So, you are in Tokyo this July? Then you cannot miss one of the most beloved omatsuris (“omatsuri” meaning festival in Japanese) celebrated throughout all the nation: Tanabata or the Star Festival.
With its origins in Chinese culture, Tanabata is held in Japan every year on July 7th and is meant to celebrate true love, the one that overcomes all other adversities. There are several interpretations about the story behind Tanabata but, definitely, what remains in each one is the aura of romance. The most commonly told legend in Japan, is as follows:
The princess Orihime (also represented by the star “Vega”) was a talented weaver who spent her days absorbed by working diligently making clothes for her father, the King of the Sky. But one day, she met Hikoboshi (“Altair” star), a young and handsome cow herder, and the two fell deeply in love. With the blessing of Orihime’s father, they quickly got married…but unfortunately, their happiness was not going to last longer as blinded by the love they felt for each other, they started to neglect their duties.
The King of the Sky, enraged by their behavior, punished the lovers and separated them forever to become stars, banishing Hikoboshi to the other side of the Milky Way. However, the King decided to allow the couple to meet once a year, the night of July the 7th. But if that night shall rain, the couple would not be able to reunite… And for that reason, people wish for a clear sky on that day.
Nowadays, at Tanabata, Japanese people make offerings and talismans through really beautiful and unique decorations and also write their wishes by hand onto small, rectangular pieces of colored paper called “Tanzaku”, which they hang on the branches of the bamboo trees.
And with an omatsuri so celebrated throughout Japan, it may be difficult to choose where to go first… Well, if you are in Tokyo or near, you should follow my advice and go to the festival being held at Hiratsuka, in Kanagawa prefecture. In fact, you can directly get there from Shibuya taking the JR Line, and arrive in about an hour.
The Tanabata Festival in Hiratsuka is one of Japan's most famous and largest celebrations, with thousands of people attending each year.
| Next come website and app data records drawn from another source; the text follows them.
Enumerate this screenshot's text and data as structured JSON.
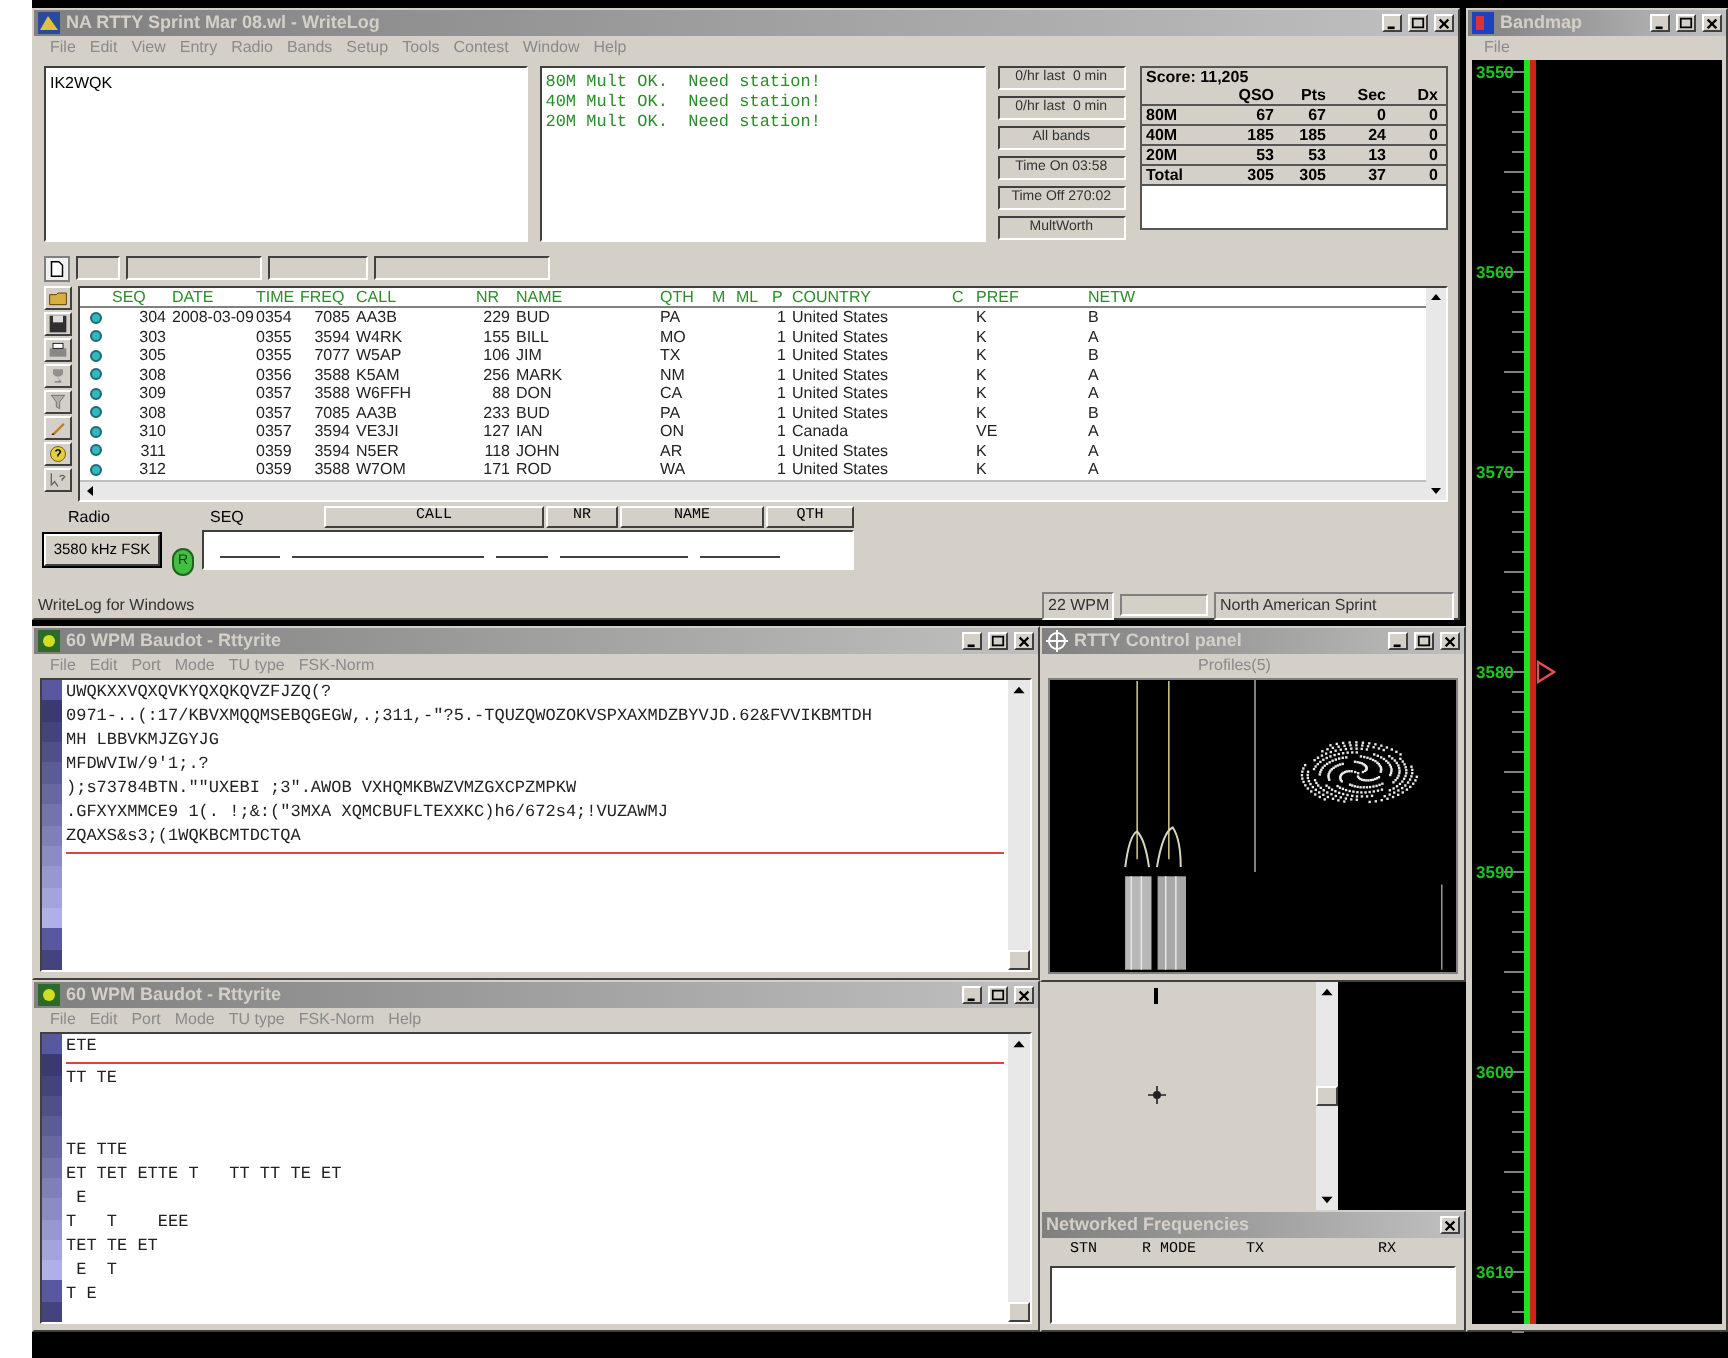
{
  "main_window": {
    "title": "NA RTTY Sprint Mar 08.wl - WriteLog",
    "menu": [
      "File",
      "Edit",
      "View",
      "Entry",
      "Radio",
      "Bands",
      "Setup",
      "Tools",
      "Contest",
      "Window",
      "Help"
    ],
    "callsign_entry": "IK2WQK",
    "mult_messages": [
      "80M Mult OK.  Need station!",
      "40M Mult OK.  Need station!",
      "20M Mult OK.  Need station!"
    ],
    "rate_buttons": [
      "0/hr last  0 min",
      "0/hr last  0 min",
      "All bands",
      "Time On 03:58",
      "Time Off 270:02",
      "MultWorth"
    ],
    "score": {
      "title": "Score: 11,205",
      "columns": [
        "",
        "QSO",
        "Pts",
        "Sec",
        "Dx"
      ],
      "rows": [
        [
          "80M",
          "67",
          "67",
          "0",
          "0"
        ],
        [
          "40M",
          "185",
          "185",
          "24",
          "0"
        ],
        [
          "20M",
          "53",
          "53",
          "13",
          "0"
        ],
        [
          "Total",
          "305",
          "305",
          "37",
          "0"
        ]
      ]
    },
    "log": {
      "columns": [
        "SEQ",
        "DATE",
        "TIME",
        "FREQ",
        "CALL",
        "NR",
        "NAME",
        "QTH",
        "M",
        "ML",
        "P",
        "COUNTRY",
        "C",
        "PREF",
        "NETW"
      ],
      "rows": [
        {
          "seq": "304",
          "date": "2008-03-09",
          "time": "0354",
          "freq": "7085",
          "call": "AA3B",
          "nr": "229",
          "name": "BUD",
          "qth": "PA",
          "p": "1",
          "country": "United States",
          "pref": "K",
          "netw": "B"
        },
        {
          "seq": "303",
          "time": "0355",
          "freq": "3594",
          "call": "W4RK",
          "nr": "155",
          "name": "BILL",
          "qth": "MO",
          "p": "1",
          "country": "United States",
          "pref": "K",
          "netw": "A"
        },
        {
          "seq": "305",
          "time": "0355",
          "freq": "7077",
          "call": "W5AP",
          "nr": "106",
          "name": "JIM",
          "qth": "TX",
          "p": "1",
          "country": "United States",
          "pref": "K",
          "netw": "B"
        },
        {
          "seq": "308",
          "time": "0356",
          "freq": "3588",
          "call": "K5AM",
          "nr": "256",
          "name": "MARK",
          "qth": "NM",
          "p": "1",
          "country": "United States",
          "pref": "K",
          "netw": "A"
        },
        {
          "seq": "309",
          "time": "0357",
          "freq": "3588",
          "call": "W6FFH",
          "nr": "88",
          "name": "DON",
          "qth": "CA",
          "p": "1",
          "country": "United States",
          "pref": "K",
          "netw": "A"
        },
        {
          "seq": "308",
          "time": "0357",
          "freq": "7085",
          "call": "AA3B",
          "nr": "233",
          "name": "BUD",
          "qth": "PA",
          "p": "1",
          "country": "United States",
          "pref": "K",
          "netw": "B"
        },
        {
          "seq": "310",
          "time": "0357",
          "freq": "3594",
          "call": "VE3JI",
          "nr": "127",
          "name": "IAN",
          "qth": "ON",
          "p": "1",
          "country": "Canada",
          "pref": "VE",
          "netw": "A"
        },
        {
          "seq": "311",
          "time": "0359",
          "freq": "3594",
          "call": "N5ER",
          "nr": "118",
          "name": "JOHN",
          "qth": "AR",
          "p": "1",
          "country": "United States",
          "pref": "K",
          "netw": "A"
        },
        {
          "seq": "312",
          "time": "0359",
          "freq": "3588",
          "call": "W7OM",
          "nr": "171",
          "name": "ROD",
          "qth": "WA",
          "p": "1",
          "country": "United States",
          "pref": "K",
          "netw": "A"
        }
      ]
    },
    "entry": {
      "radio_label": "Radio",
      "radio_button": {
        "label": "3580 kHz FSK",
        "default": true
      },
      "radio_indicator": "R",
      "seq_label": "SEQ",
      "fields": [
        "CALL",
        "NR",
        "NAME",
        "QTH"
      ]
    },
    "status_bar": [
      "WriteLog for Windows",
      "22 WPM",
      "North American Sprint"
    ]
  },
  "rttyrite_windows": [
    {
      "title": "60 WPM Baudot - Rttyrite",
      "menu": [
        "File",
        "Edit",
        "Port",
        "Mode",
        "TU type",
        "FSK-Norm"
      ],
      "received": [
        "UWQKXXVQXQVKYQXQKQVZFJZQ(?",
        "0971-..(:17/KBVXMQQMSEBQGEGW,.;311,-\"?5.-TQUZQWOZOKVSPXAXMDZBYVJD.62&FVVIKBMTDH",
        "MH LBBVKMJZGYJG",
        "MFDWVIW/9'1;.?",
        ");s73784BTN.\"\"UXEBI ;3\".AWOB VXHQMKBWZVMZGXCPZMPKW",
        ".GFXYXMMCE9 1(. !;&:(\"3MXA XQMCBUFLTEXXKC)h6/672s4;!VUZAWMJ",
        "ZQAXS&s3;(1WQKBCMTDCTQA"
      ]
    },
    {
      "title": "60 WPM Baudot - Rttyrite",
      "menu": [
        "File",
        "Edit",
        "Port",
        "Mode",
        "TU type",
        "FSK-Norm",
        "Help"
      ],
      "received": [
        "ETE"
      ],
      "transmit": [
        "TT TE",
        {
          "kind": "blank"
        },
        {
          "kind": "blank"
        },
        "TE TTE",
        "ET TET ETTE T   TT TT TE ET",
        " E",
        "T   T    EEE",
        "TET TE ET",
        " E  T",
        "T E"
      ]
    }
  ],
  "control_panel": {
    "title": "RTTY Control panel",
    "menu": [
      "Profiles(5)"
    ]
  },
  "networked_frequencies": {
    "title": "Networked Frequencies",
    "columns": [
      "STN",
      "R MODE",
      "TX",
      "RX"
    ]
  },
  "bandmap": {
    "title": "Bandmap",
    "menu": [
      "File"
    ],
    "scale": [
      {
        "label": "3550",
        "marker": false
      },
      {
        "label": "3560",
        "marker": false
      },
      {
        "label": "3570",
        "marker": false
      },
      {
        "label": "3580",
        "marker": true
      },
      {
        "label": "3590",
        "marker": false
      },
      {
        "label": "3600",
        "marker": false
      },
      {
        "label": "3610",
        "marker": false
      }
    ]
  }
}
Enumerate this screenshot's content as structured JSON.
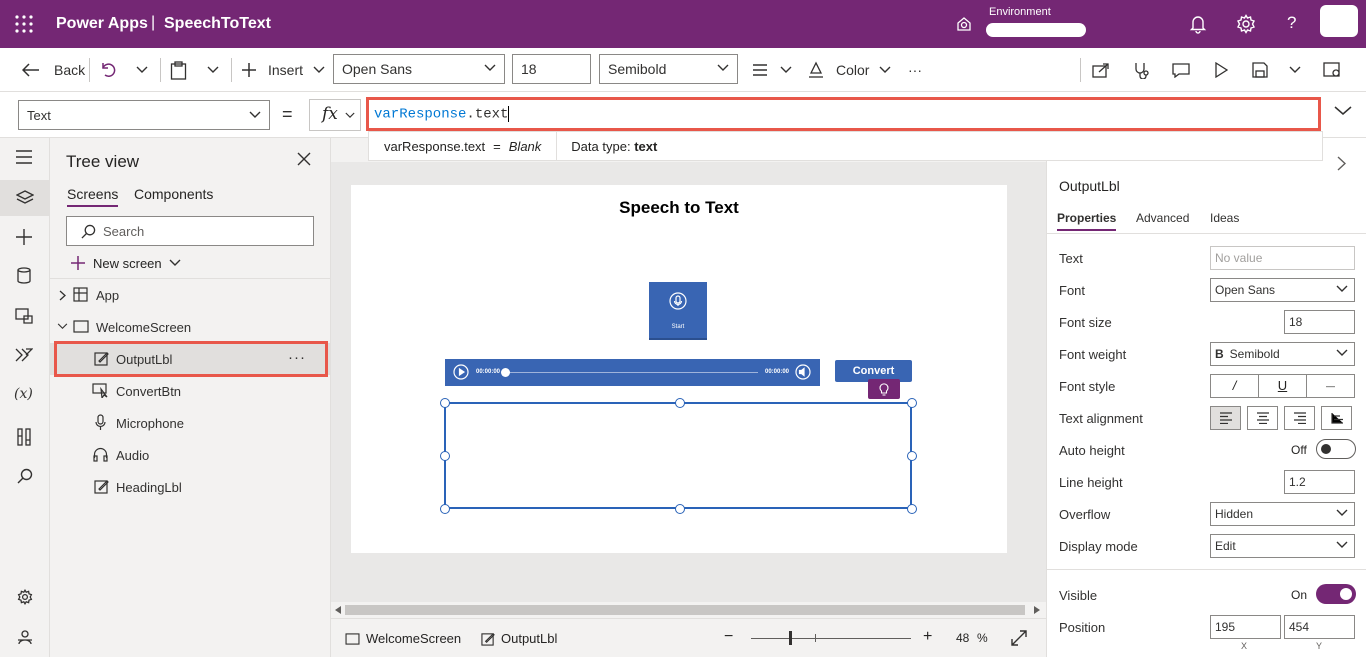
{
  "app": {
    "brand": "Power Apps",
    "separator": "|",
    "name": "SpeechToText",
    "environment_label": "Environment"
  },
  "toolbar": {
    "back": "Back",
    "insert": "Insert",
    "font": "Open Sans",
    "font_size": "18",
    "font_weight": "Semibold",
    "color": "Color",
    "more": "···"
  },
  "formula": {
    "property": "Text",
    "equals": "=",
    "fx": "fx",
    "var": "varResponse",
    "rest": ".text",
    "hint_expr": "varResponse.text",
    "hint_eq": "=",
    "hint_val": "Blank",
    "hint_type_label": "Data type:",
    "hint_type": "text"
  },
  "tree": {
    "title": "Tree view",
    "tabs": [
      "Screens",
      "Components"
    ],
    "search_placeholder": "Search",
    "new_screen": "New screen",
    "items": [
      {
        "label": "App"
      },
      {
        "label": "WelcomeScreen"
      },
      {
        "label": "OutputLbl"
      },
      {
        "label": "ConvertBtn"
      },
      {
        "label": "Microphone"
      },
      {
        "label": "Audio"
      },
      {
        "label": "HeadingLbl"
      }
    ],
    "more": "···"
  },
  "canvas": {
    "heading": "Speech to Text",
    "mic_label": "Start",
    "audio_start": "00:00:00",
    "audio_end": "00:00:00",
    "convert": "Convert"
  },
  "bottom": {
    "screen": "WelcomeScreen",
    "control": "OutputLbl",
    "zoom": "48",
    "zoom_unit": "%",
    "zoom_minus": "−",
    "zoom_plus": "+"
  },
  "props": {
    "control_name": "OutputLbl",
    "tabs": [
      "Properties",
      "Advanced",
      "Ideas"
    ],
    "rows": [
      {
        "label": "Text",
        "value": "No value"
      },
      {
        "label": "Font",
        "value": "Open Sans"
      },
      {
        "label": "Font size",
        "value": "18"
      },
      {
        "label": "Font weight",
        "value": "Semibold",
        "prefix": "B"
      },
      {
        "label": "Font style",
        "value": ""
      },
      {
        "label": "Text alignment",
        "value": ""
      },
      {
        "label": "Auto height",
        "value": "Off"
      },
      {
        "label": "Line height",
        "value": "1.2"
      },
      {
        "label": "Overflow",
        "value": "Hidden"
      },
      {
        "label": "Display mode",
        "value": "Edit"
      },
      {
        "label": "Visible",
        "value": "On"
      },
      {
        "label": "Position",
        "x": "195",
        "y": "454",
        "x_label": "X",
        "y_label": "Y"
      }
    ],
    "font_style_buttons": [
      "/",
      "U",
      "—"
    ]
  },
  "colors": {
    "brand": "#742774",
    "control_blue": "#3965b3",
    "highlight": "#e8574a"
  }
}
During the festival, the main streets of the downtown are closed and filled with at least 2000 food stalls, offering all kinds of food, from traditional Japanese junk food to even Turkish food.
Adults may also want to grab a glass of “Nama biiru” (Japanese beer) and for the kids you can buy Calpis Soda (a sweet Japanese drink that’s worth trying) from the vending machine. And while Japanese consider that eating while walking is not good manners, it is totally okay to do it during an omatsuri.
The main attraction of the Tanabata Festival in Hiratsuka is the 3-meter-long bamboo poles that line all the streets and that are beautifully decorated with hanging and gorgeous ornaments full of colorful streamers, each competing to be the best on display.
And what’s even better: at night, the decorations come to life as they are lit up giving the festival a more romantic feeling. And because the omatsuri of Tanabata is a family celebration, you will see a lot of children having fun around, as there are also activities for them, such as ring tosses and fishing prizes.
As for deeply cultural activities, you might encounter also special shows such as a firemen’s parade as well as local school performances. You might also have the opportunity to see a big group of dancers performing traditional Japanese dance.
On the other hand, Japanese festivals, during the summer, are the perfect occasions to buy and wear a “yukata”, a traditional Japanese piece of cloth similar to the kimono but more light and suitable for the hot summer weather. Do not be shy! It’s well worth it, and your pictures will turn into great memories. You will see men and women wearing this beautiful Japanese cloth and showing off their beautiful style!
Last year I experienced my first Tanabata at Hiratsuka, and I went there with my Japanese family-in-law. I had such a great and unforgettable time that I wish to repeat this year.
We arrived there by 5 pm and stayed just before the closure (to avoid big crowds). It was perfect as we were able to experience both sides of Tanabata: with the daylight and with all the beautiful and romantic night illuminations.
As the night fell in, the streets got busier with people in high spirits, laughing and eating while wandering around in a very happy atmosphere.
Before leaving, we pay for a “Tanzaku” paper, to follow the tradition and we wrote our hopes and dreams of better days to come, and hang them along with the wishes of so many others.
This year, Tanabata in Hiratsuka is celebrated for 3 days, the 7th and the 8th (ends by 9pm) and the 9th (ends by 8pm). Do not miss the upcoming perfect opportunity to experience Japanese culture in all its senses and to participate in an exceptional event that you would only find in Japan.